** Jane Leblanc has a SONG SPARROW [Bruant chanteur] overwintering at her St. Martins feeder yard. She also spotted a WHITE-THROATED SPARROW [Bruant à gorge blanche] working on the remnants of some Mountain Ash berries in her yard. It may be interested in the seeds or the whole fruit. Jane also had an onslaught of approximately 50 AMERICAN GOLDFINCH [Chardonneret jaune] to her yard on Wednesday. She photographed 2 that were foraging on remnant flowers of the late blooming shrub Witch Hazel while another was in a Birch tree enjoying the open catkins with likely potential seed under the scales.

** The 2 CAROLINA WRENS [Troglodyte de Caroline] continue to be in the Court St. area of Riverview. I was treated to excellent views of them and heard the very loud vocalizations of one, all this about 10 days ago. I couldn’t stay that day for photos and recording vocalizations but with this show felt that it would be easy for a repeat performance. Will not admit how many times I have been back for that repeat performance, without the repeat, but finally during a visit in the snowfall on Wednesday I had one settle down at a distant suet feeder briefly. They are very vocal and it is easy to know when they are around. They seem to circulate between several suet feeders in the area. There are 2 of them in the area which could mean a pair. They are not common in New Brunswick but several breeding records exist.

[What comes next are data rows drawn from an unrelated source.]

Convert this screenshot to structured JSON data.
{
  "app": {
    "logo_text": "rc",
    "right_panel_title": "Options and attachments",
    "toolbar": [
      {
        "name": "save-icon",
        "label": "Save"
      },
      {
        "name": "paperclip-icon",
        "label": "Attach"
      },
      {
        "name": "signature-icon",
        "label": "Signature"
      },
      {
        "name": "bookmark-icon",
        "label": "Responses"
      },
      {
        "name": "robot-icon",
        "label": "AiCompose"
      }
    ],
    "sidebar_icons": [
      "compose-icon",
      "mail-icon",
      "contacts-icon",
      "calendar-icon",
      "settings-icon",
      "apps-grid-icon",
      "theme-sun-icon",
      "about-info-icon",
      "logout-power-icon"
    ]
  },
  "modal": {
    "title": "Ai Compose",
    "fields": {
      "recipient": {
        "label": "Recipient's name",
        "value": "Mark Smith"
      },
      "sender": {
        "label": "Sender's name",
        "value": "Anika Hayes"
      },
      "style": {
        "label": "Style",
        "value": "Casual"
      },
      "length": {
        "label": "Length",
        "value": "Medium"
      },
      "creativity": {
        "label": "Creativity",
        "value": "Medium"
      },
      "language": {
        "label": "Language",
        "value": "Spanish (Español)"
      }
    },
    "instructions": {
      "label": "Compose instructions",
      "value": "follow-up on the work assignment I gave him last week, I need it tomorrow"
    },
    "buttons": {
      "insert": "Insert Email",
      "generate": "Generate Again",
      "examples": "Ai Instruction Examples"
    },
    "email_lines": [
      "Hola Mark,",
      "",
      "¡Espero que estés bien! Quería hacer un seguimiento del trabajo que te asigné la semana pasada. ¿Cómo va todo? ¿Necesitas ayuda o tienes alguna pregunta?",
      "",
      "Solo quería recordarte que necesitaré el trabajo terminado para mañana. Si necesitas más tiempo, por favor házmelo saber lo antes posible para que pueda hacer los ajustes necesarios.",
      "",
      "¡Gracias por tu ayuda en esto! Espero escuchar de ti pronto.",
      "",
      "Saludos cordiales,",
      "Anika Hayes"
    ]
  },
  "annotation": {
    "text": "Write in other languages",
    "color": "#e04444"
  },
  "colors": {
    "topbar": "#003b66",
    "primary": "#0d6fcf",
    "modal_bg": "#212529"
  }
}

I was also able to catch my visiting CHIPPING SPARROW [Bruant familier] on the same feeder as an AMERICAN TREE SPARROW [Bruant hudsonien] on Wednesday. The flesh-coloured legs of the Chipping Sparrow in all plumages contrast with the dark legs of the American Tree Sparrow. The Chipping Sparrow is the smaller of the two but one has to use binoculars most times to separate it from the 4 American Tree Sparrows patronizing at the moment.


Nelson Poirier,
Nature Moncton




CAROLINA WREN. JAN 15, 2020. NELSON POIRIER

CAROLINA WREN. JAN 15, 2020. NELSON POIRIER

CAROLINA WREN. JAN 15, 2020. NELSON POIRIER

FOX SPARROW. JAN 15, 2020.  SUZANNE ROUSSEAU

FOX SPARROW. JAN 15, 2020.  SUZANNE ROUSSEAU

WHITE-THROATED SPARROW. JAN. 15, 2020. JANE LEBLANC

SONG SPARROW. JAN. 15, 2020. JANE LEBLANC

AMERICAN TREE SPARROW (LEFT) AND CHIPPING SPARROW (RIGHT). JAN 15, 2020. NELSON POIRIER

AMERICAN GOLDFINCH (foraging on Witch Hazel). JAN. 15, 2020. JANE LEBLANC

AMERICAN GOLDFINCH. JAN. 15, 2020. JANE LEBLANC